* ABOUT THIS EXERCISE *
Determine the number of lines below that contain "watermark". Write nothing but that number.

━━━ PROVIDED RECORDS

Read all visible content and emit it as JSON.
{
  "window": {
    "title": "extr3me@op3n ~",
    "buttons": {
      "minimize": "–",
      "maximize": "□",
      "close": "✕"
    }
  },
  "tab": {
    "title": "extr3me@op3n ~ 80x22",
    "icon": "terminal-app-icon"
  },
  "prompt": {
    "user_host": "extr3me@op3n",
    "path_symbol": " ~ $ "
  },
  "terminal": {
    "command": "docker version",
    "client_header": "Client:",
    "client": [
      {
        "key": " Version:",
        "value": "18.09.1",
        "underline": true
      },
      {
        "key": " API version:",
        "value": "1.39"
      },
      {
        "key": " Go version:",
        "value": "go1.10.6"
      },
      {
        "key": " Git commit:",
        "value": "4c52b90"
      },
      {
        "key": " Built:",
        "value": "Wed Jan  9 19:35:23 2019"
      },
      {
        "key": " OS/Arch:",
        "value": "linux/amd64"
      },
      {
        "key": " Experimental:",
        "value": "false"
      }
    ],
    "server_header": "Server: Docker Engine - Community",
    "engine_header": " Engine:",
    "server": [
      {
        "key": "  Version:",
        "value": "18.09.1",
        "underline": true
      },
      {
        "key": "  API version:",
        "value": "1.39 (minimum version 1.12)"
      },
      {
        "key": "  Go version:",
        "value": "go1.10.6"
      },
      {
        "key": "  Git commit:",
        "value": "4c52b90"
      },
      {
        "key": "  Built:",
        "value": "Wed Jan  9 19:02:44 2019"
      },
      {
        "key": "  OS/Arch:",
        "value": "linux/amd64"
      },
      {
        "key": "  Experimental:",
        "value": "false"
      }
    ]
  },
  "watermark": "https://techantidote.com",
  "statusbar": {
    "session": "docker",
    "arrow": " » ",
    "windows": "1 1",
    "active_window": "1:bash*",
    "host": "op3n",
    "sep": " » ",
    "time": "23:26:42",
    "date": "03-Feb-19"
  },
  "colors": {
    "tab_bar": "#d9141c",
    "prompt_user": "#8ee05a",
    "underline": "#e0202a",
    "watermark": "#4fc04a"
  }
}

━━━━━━

* RESPONSE BELOW *
2